Aim of the task:
All lines in the material containing the word "icon" need to be copied.
• • • •
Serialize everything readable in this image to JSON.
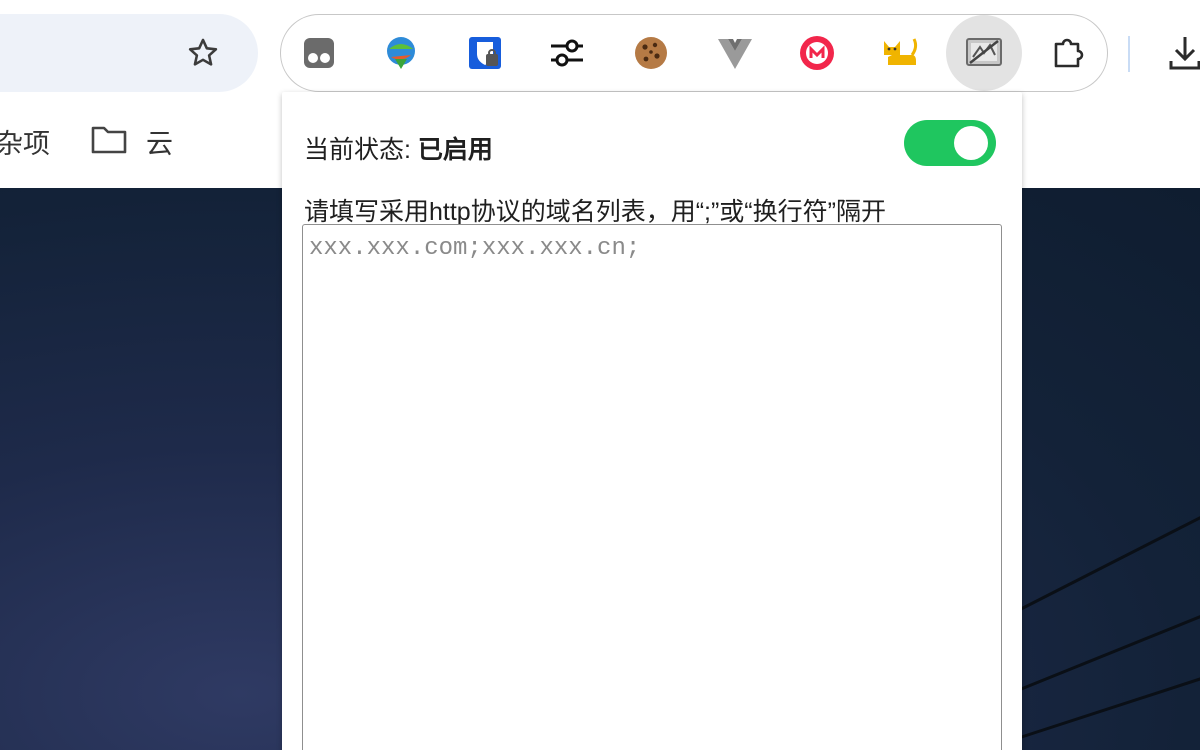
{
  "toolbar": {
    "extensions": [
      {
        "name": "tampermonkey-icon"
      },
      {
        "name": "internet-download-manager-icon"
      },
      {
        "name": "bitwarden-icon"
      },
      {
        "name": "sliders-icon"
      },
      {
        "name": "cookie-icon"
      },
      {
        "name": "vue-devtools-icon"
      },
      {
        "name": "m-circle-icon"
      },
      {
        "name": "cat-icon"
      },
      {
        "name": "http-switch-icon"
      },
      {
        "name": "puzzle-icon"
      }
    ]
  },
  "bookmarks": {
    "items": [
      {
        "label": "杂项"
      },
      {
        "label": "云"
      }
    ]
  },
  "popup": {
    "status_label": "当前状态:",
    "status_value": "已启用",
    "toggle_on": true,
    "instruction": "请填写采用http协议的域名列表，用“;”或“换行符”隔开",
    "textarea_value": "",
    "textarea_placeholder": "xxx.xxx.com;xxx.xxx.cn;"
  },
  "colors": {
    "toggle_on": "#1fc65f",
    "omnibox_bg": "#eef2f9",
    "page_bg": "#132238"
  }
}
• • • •
Exercise solution:
        "name": "tampermonkey-icon"
        "name": "internet-download-manager-icon"
        "name": "bitwarden-icon"
        "name": "sliders-icon"
        "name": "cookie-icon"
        "name": "vue-devtools-icon"
        "name": "m-circle-icon"
        "name": "cat-icon"
        "name": "http-switch-icon"
        "name": "puzzle-icon"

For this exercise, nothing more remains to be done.